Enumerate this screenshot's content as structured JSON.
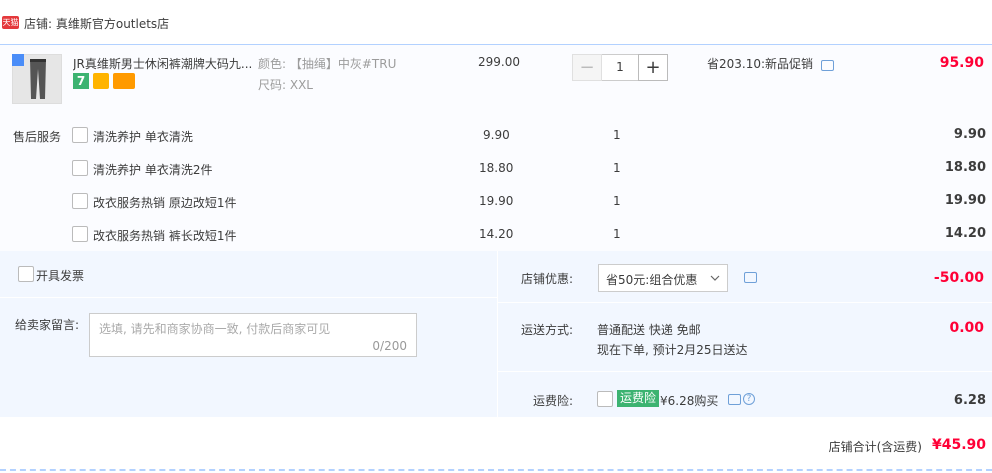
{
  "shop": {
    "badge": "天猫",
    "label": "店铺: 真维斯官方outlets店"
  },
  "item": {
    "title": "JR真维斯男士休闲裤潮牌大码九...",
    "badge_7": "7",
    "color_label": "颜色: 【抽绳】中灰#TRU",
    "size_label": "尺码: XXL",
    "unit_price": "299.00",
    "quantity": "1",
    "minus": "−",
    "plus": "+",
    "promo": "省203.10:新品促销",
    "subtotal": "95.90"
  },
  "services": {
    "label": "售后服务",
    "rows": [
      {
        "name": "清洗养护 单衣清洗",
        "price": "9.90",
        "qty": "1",
        "total": "9.90"
      },
      {
        "name": "清洗养护 单衣清洗2件",
        "price": "18.80",
        "qty": "1",
        "total": "18.80"
      },
      {
        "name": "改衣服务热销 原边改短1件",
        "price": "19.90",
        "qty": "1",
        "total": "19.90"
      },
      {
        "name": "改衣服务热销 裤长改短1件",
        "price": "14.20",
        "qty": "1",
        "total": "14.20"
      }
    ]
  },
  "invoice": {
    "label": "开具发票"
  },
  "message": {
    "label": "给卖家留言:",
    "placeholder": "选填, 请先和商家协商一致, 付款后商家可见",
    "counter": "0/200"
  },
  "discount": {
    "label": "店铺优惠:",
    "selected": "省50元:组合优惠",
    "amount": "-50.00"
  },
  "shipping": {
    "label": "运送方式:",
    "method": "普通配送 快递 免邮",
    "eta": "现在下单, 预计2月25日送达",
    "amount": "0.00"
  },
  "insurance": {
    "label": "运费险:",
    "tag": "运费险",
    "price_text": "¥6.28购买",
    "amount": "6.28"
  },
  "footer": {
    "label": "店铺合计(含运费)",
    "total": "¥45.90"
  },
  "colors": {
    "accent_red": "#ff0036",
    "panel_bg": "#f2f7ff",
    "border_blue": "#b2d1ff",
    "tag_green": "#3cb371"
  }
}
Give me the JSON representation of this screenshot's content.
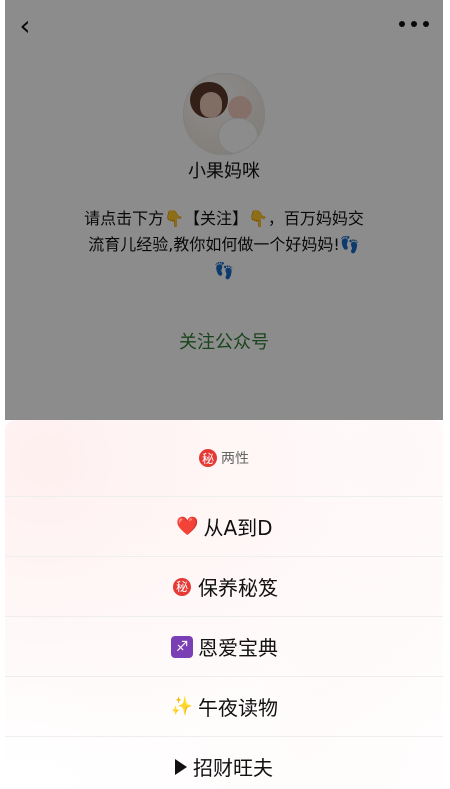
{
  "top": {
    "back_icon": "chevron-left-icon",
    "more_icon": "more-horizontal-icon",
    "profile_name": "小果妈咪",
    "description": "请点击下方👇【关注】👇，百万妈妈交\n流育儿经验,教你如何做一个好妈妈!👣\n👣",
    "follow_label": "关注公众号",
    "follow_color": "#2e7d32"
  },
  "sheet": {
    "header_badge": "秘",
    "header_text": "两性",
    "items": [
      {
        "icon": "❤️",
        "icon_name": "heart-icon",
        "label": "从A到D"
      },
      {
        "icon": "秘",
        "icon_name": "secret-badge-icon",
        "label": "保养秘笈"
      },
      {
        "icon": "♐",
        "icon_name": "sagittarius-icon",
        "label": "恩爱宝典"
      },
      {
        "icon": "✨",
        "icon_name": "sparkles-icon",
        "label": "午夜读物"
      },
      {
        "icon": "▶",
        "icon_name": "play-icon",
        "label": "招财旺夫"
      }
    ]
  }
}
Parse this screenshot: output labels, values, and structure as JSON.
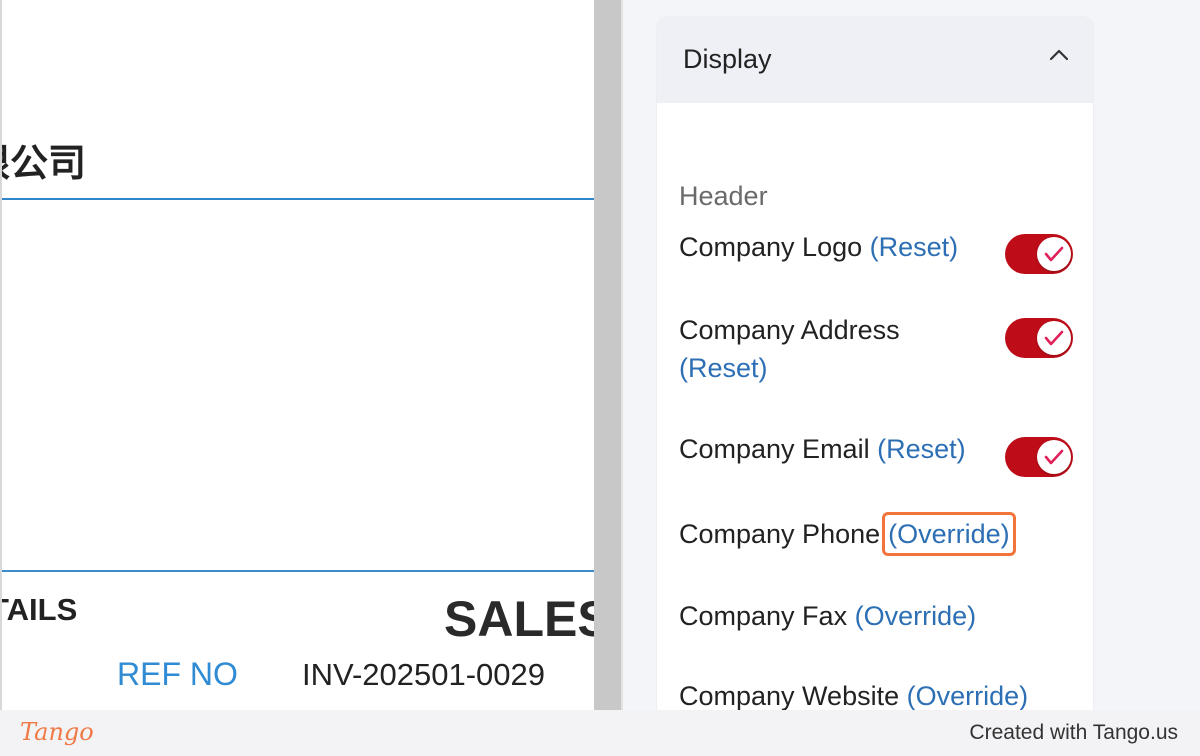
{
  "preview": {
    "company_name_partial": "限公司",
    "details_heading_partial": "TAILS",
    "document_type_partial": "SALES",
    "ref_label": "REF NO",
    "ref_value": "INV-202501-0029"
  },
  "settings": {
    "panel_title": "Display",
    "section": "Header",
    "rows": [
      {
        "label": "Company Logo",
        "link": "(Reset)",
        "toggle_on": true
      },
      {
        "label": "Company Address",
        "link": "(Reset)",
        "toggle_on": true
      },
      {
        "label": "Company Email",
        "link": "(Reset)",
        "toggle_on": true
      },
      {
        "label": "Company Phone",
        "link": "(Override)",
        "toggle_on": null,
        "highlighted": true
      },
      {
        "label": "Company Fax",
        "link": "(Override)",
        "toggle_on": null
      },
      {
        "label": "Company Website",
        "link": "(Override)",
        "toggle_on": null
      }
    ]
  },
  "colors": {
    "toggle_on": "#be0d19",
    "check": "#e0215a",
    "link": "#2c6fb4",
    "highlight": "#f2743a",
    "rule": "#2f86c9"
  },
  "footer": {
    "logo_text": "Tango",
    "credit": "Created with Tango.us"
  }
}
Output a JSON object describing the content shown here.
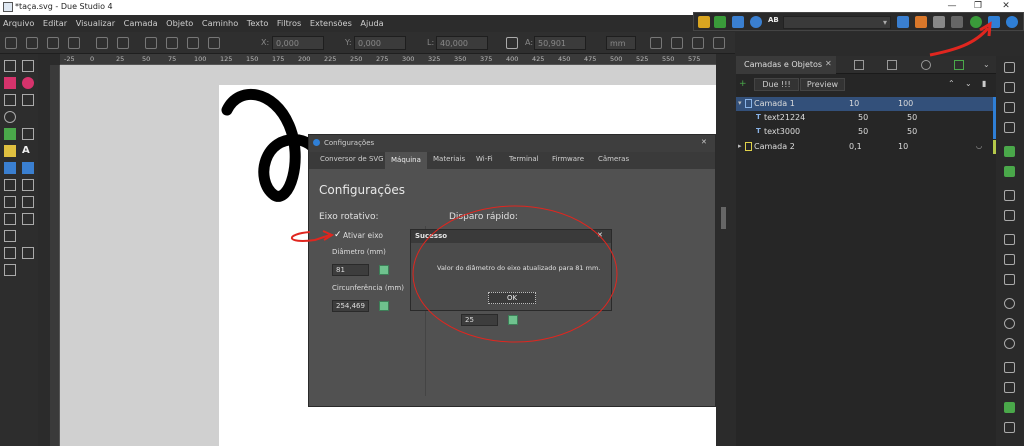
{
  "window": {
    "title": "*taça.svg - Due Studio 4",
    "minimize": "—",
    "maximize": "❐",
    "close": "✕"
  },
  "menu": [
    "Arquivo",
    "Editar",
    "Visualizar",
    "Camada",
    "Objeto",
    "Caminho",
    "Texto",
    "Filtros",
    "Extensões",
    "Ajuda"
  ],
  "controls": {
    "x_label": "X:",
    "x_value": "0,000",
    "y_label": "Y:",
    "y_value": "0,000",
    "l_label": "L:",
    "l_value": "40,000",
    "a_label": "A:",
    "a_value": "50,901",
    "unit": "mm"
  },
  "ruler": [
    "-25",
    "0",
    "25",
    "50",
    "75",
    "100",
    "125",
    "150",
    "175",
    "200",
    "225",
    "250",
    "275",
    "300",
    "325",
    "350",
    "375",
    "400",
    "425",
    "450",
    "475",
    "500",
    "525",
    "550",
    "575"
  ],
  "top_toolbar": {
    "ab_label": "AB"
  },
  "layers_panel": {
    "tab_title": "Camadas e Objetos",
    "button_due": "Due !!!",
    "button_preview": "Preview",
    "rows": [
      {
        "name": "Camada 1",
        "v1": "10",
        "v2": "100",
        "selected": true
      },
      {
        "name": "text21224",
        "v1": "50",
        "v2": "50",
        "selected": false
      },
      {
        "name": "text3000",
        "v1": "50",
        "v2": "50",
        "selected": false
      },
      {
        "name": "Camada 2",
        "v1": "0,1",
        "v2": "10",
        "selected": false
      }
    ]
  },
  "config_dialog": {
    "title": "Configurações",
    "close": "✕",
    "tabs": [
      "Conversor de SVG",
      "Máquina",
      "Materiais",
      "Wi-Fi",
      "Terminal",
      "Firmware",
      "Câmeras"
    ],
    "active_tab": "Máquina",
    "heading": "Configurações",
    "rotary": {
      "section": "Eixo rotativo:",
      "enable_label": "Ativar eixo",
      "diameter_label": "Diâmetro (mm)",
      "diameter_value": "81",
      "circumference_label": "Circunferência (mm)",
      "circumference_value": "254,469"
    },
    "fast_shot": {
      "section": "Disparo rápido:",
      "value": "25"
    }
  },
  "success_dialog": {
    "title": "Sucesso",
    "close": "✕",
    "message": "Valor do diâmetro do eixo atualizado para 81 mm.",
    "ok": "OK"
  },
  "colors": {
    "accent_blue": "#2f7fd6",
    "selected_row": "#33507a",
    "annotation_red": "#e0261f",
    "check_green": "#6fc28e"
  }
}
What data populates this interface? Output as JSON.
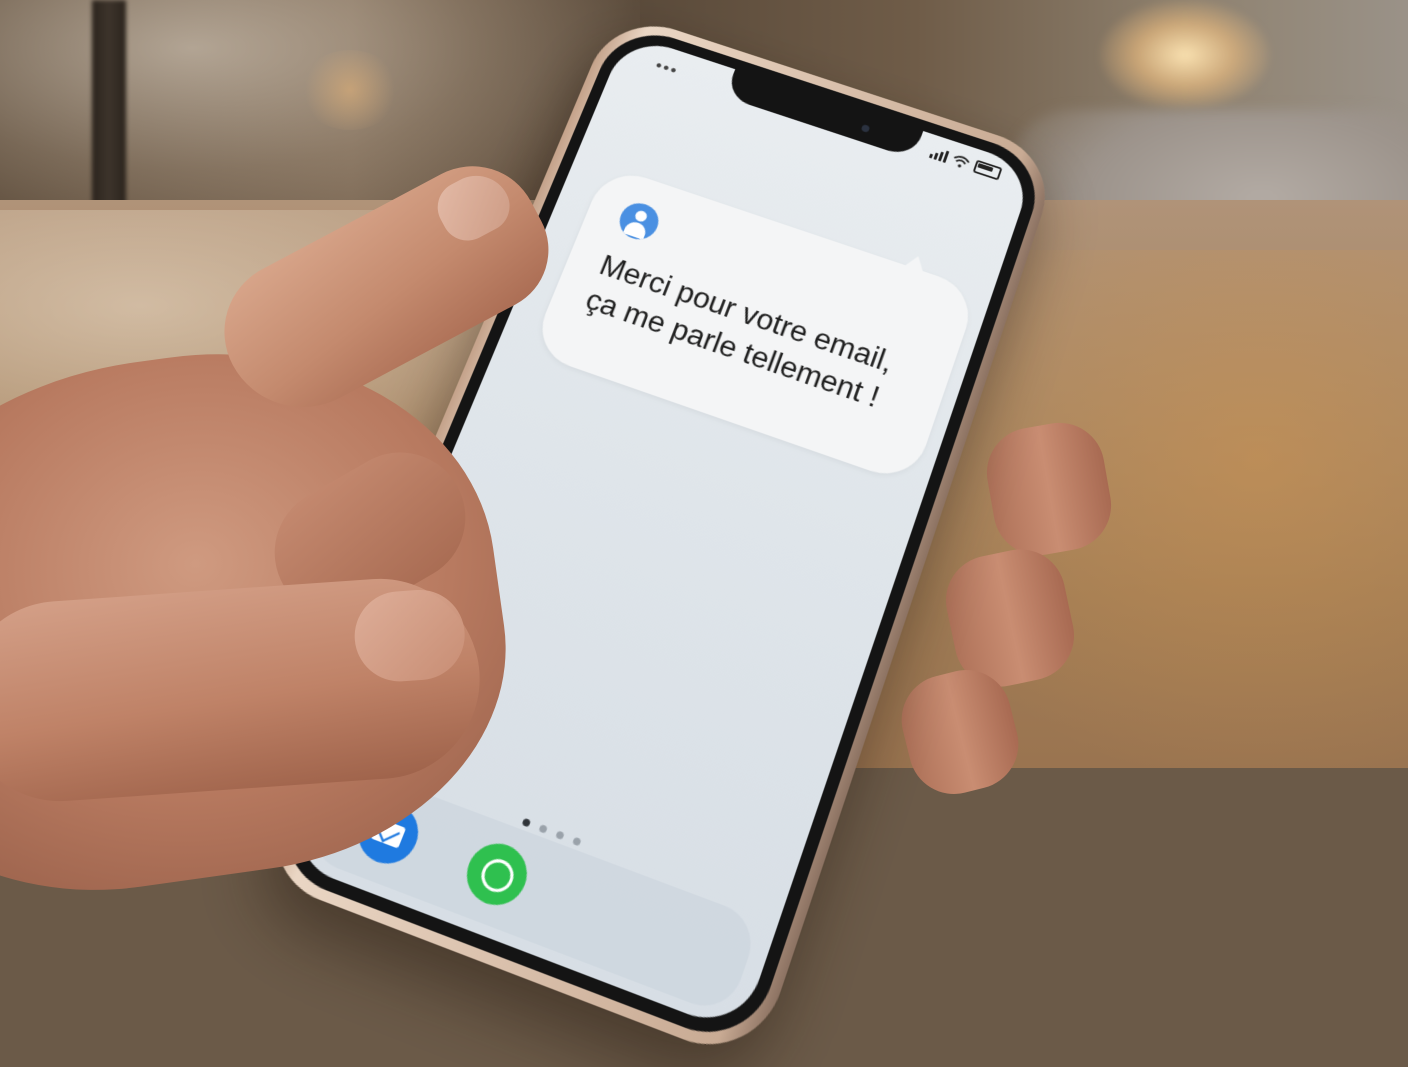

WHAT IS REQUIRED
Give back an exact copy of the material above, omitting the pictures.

ANSWER TO THIS PROBLEM
Enumerate this screenshot's content as structured JSON.
{
  "shop": {
    "badge": "天猫",
    "label": "店铺: 真维斯官方outlets店"
  },
  "item": {
    "title": "JR真维斯男士休闲裤潮牌大码九...",
    "badge_7": "7",
    "color_label": "颜色: 【抽绳】中灰#TRU",
    "size_label": "尺码: XXL",
    "unit_price": "299.00",
    "quantity": "1",
    "minus": "−",
    "plus": "+",
    "promo": "省203.10:新品促销",
    "subtotal": "95.90"
  },
  "services": {
    "label": "售后服务",
    "rows": [
      {
        "name": "清洗养护 单衣清洗",
        "price": "9.90",
        "qty": "1",
        "total": "9.90"
      },
      {
        "name": "清洗养护 单衣清洗2件",
        "price": "18.80",
        "qty": "1",
        "total": "18.80"
      },
      {
        "name": "改衣服务热销 原边改短1件",
        "price": "19.90",
        "qty": "1",
        "total": "19.90"
      },
      {
        "name": "改衣服务热销 裤长改短1件",
        "price": "14.20",
        "qty": "1",
        "total": "14.20"
      }
    ]
  },
  "invoice": {
    "label": "开具发票"
  },
  "message": {
    "label": "给卖家留言:",
    "placeholder": "选填, 请先和商家协商一致, 付款后商家可见",
    "counter": "0/200"
  },
  "discount": {
    "label": "店铺优惠:",
    "selected": "省50元:组合优惠",
    "amount": "-50.00"
  },
  "shipping": {
    "label": "运送方式:",
    "method": "普通配送 快递 免邮",
    "eta": "现在下单, 预计2月25日送达",
    "amount": "0.00"
  },
  "insurance": {
    "label": "运费险:",
    "tag": "运费险",
    "price_text": "¥6.28购买",
    "amount": "6.28"
  },
  "footer": {
    "label": "店铺合计(含运费)",
    "total": "¥45.90"
  },
  "colors": {
    "accent_red": "#ff0036",
    "panel_bg": "#f2f7ff",
    "border_blue": "#b2d1ff",
    "tag_green": "#3cb371"
  }
}
Give me the JSON representation of this screenshot's content.
{
  "top": {
    "back_icon": "chevron-left-icon",
    "more_icon": "more-horizontal-icon",
    "profile_name": "小果妈咪",
    "description": "请点击下方👇【关注】👇，百万妈妈交\n流育儿经验,教你如何做一个好妈妈!👣\n👣",
    "follow_label": "关注公众号",
    "follow_color": "#2e7d32"
  },
  "sheet": {
    "header_badge": "秘",
    "header_text": "两性",
    "items": [
      {
        "icon": "❤️",
        "icon_name": "heart-icon",
        "label": "从A到D"
      },
      {
        "icon": "秘",
        "icon_name": "secret-badge-icon",
        "label": "保养秘笈"
      },
      {
        "icon": "♐",
        "icon_name": "sagittarius-icon",
        "label": "恩爱宝典"
      },
      {
        "icon": "✨",
        "icon_name": "sparkles-icon",
        "label": "午夜读物"
      },
      {
        "icon": "▶",
        "icon_name": "play-icon",
        "label": "招财旺夫"
      }
    ]
  }
}
Parse this screenshot: output labels, values, and structure as JSON.
{
  "preview": {
    "company_name_partial": "限公司",
    "details_heading_partial": "TAILS",
    "document_type_partial": "SALES",
    "ref_label": "REF NO",
    "ref_value": "INV-202501-0029"
  },
  "settings": {
    "panel_title": "Display",
    "section": "Header",
    "rows": [
      {
        "label": "Company Logo",
        "link": "(Reset)",
        "toggle_on": true
      },
      {
        "label": "Company Address",
        "link": "(Reset)",
        "toggle_on": true
      },
      {
        "label": "Company Email",
        "link": "(Reset)",
        "toggle_on": true
      },
      {
        "label": "Company Phone",
        "link": "(Override)",
        "toggle_on": null,
        "highlighted": true
      },
      {
        "label": "Company Fax",
        "link": "(Override)",
        "toggle_on": null
      },
      {
        "label": "Company Website",
        "link": "(Override)",
        "toggle_on": null
      }
    ]
  },
  "colors": {
    "toggle_on": "#be0d19",
    "check": "#e0215a",
    "link": "#2c6fb4",
    "highlight": "#f2743a",
    "rule": "#2f86c9"
  },
  "footer": {
    "logo_text": "Tango",
    "credit": "Created with Tango.us"
  }
}
Output a JSON object describing the content shown here.
{
  "window": {
    "title": "*taça.svg - Due Studio 4",
    "minimize": "—",
    "maximize": "❐",
    "close": "✕"
  },
  "menu": [
    "Arquivo",
    "Editar",
    "Visualizar",
    "Camada",
    "Objeto",
    "Caminho",
    "Texto",
    "Filtros",
    "Extensões",
    "Ajuda"
  ],
  "controls": {
    "x_label": "X:",
    "x_value": "0,000",
    "y_label": "Y:",
    "y_value": "0,000",
    "l_label": "L:",
    "l_value": "40,000",
    "a_label": "A:",
    "a_value": "50,901",
    "unit": "mm"
  },
  "ruler": [
    "-25",
    "0",
    "25",
    "50",
    "75",
    "100",
    "125",
    "150",
    "175",
    "200",
    "225",
    "250",
    "275",
    "300",
    "325",
    "350",
    "375",
    "400",
    "425",
    "450",
    "475",
    "500",
    "525",
    "550",
    "575"
  ],
  "top_toolbar": {
    "ab_label": "AB"
  },
  "layers_panel": {
    "tab_title": "Camadas e Objetos",
    "button_due": "Due !!!",
    "button_preview": "Preview",
    "rows": [
      {
        "name": "Camada 1",
        "v1": "10",
        "v2": "100",
        "selected": true
      },
      {
        "name": "text21224",
        "v1": "50",
        "v2": "50",
        "selected": false
      },
      {
        "name": "text3000",
        "v1": "50",
        "v2": "50",
        "selected": false
      },
      {
        "name": "Camada 2",
        "v1": "0,1",
        "v2": "10",
        "selected": false
      }
    ]
  },
  "config_dialog": {
    "title": "Configurações",
    "close": "✕",
    "tabs": [
      "Conversor de SVG",
      "Máquina",
      "Materiais",
      "Wi-Fi",
      "Terminal",
      "Firmware",
      "Câmeras"
    ],
    "active_tab": "Máquina",
    "heading": "Configurações",
    "rotary": {
      "section": "Eixo rotativo:",
      "enable_label": "Ativar eixo",
      "diameter_label": "Diâmetro (mm)",
      "diameter_value": "81",
      "circumference_label": "Circunferência (mm)",
      "circumference_value": "254,469"
    },
    "fast_shot": {
      "section": "Disparo rápido:",
      "value": "25"
    }
  },
  "success_dialog": {
    "title": "Sucesso",
    "close": "✕",
    "message": "Valor do diâmetro do eixo atualizado para 81 mm.",
    "ok": "OK"
  },
  "colors": {
    "accent_blue": "#2f7fd6",
    "selected_row": "#33507a",
    "annotation_red": "#e0261f",
    "check_green": "#6fc28e"
  }
}
What data populates this interface? Output as JSON.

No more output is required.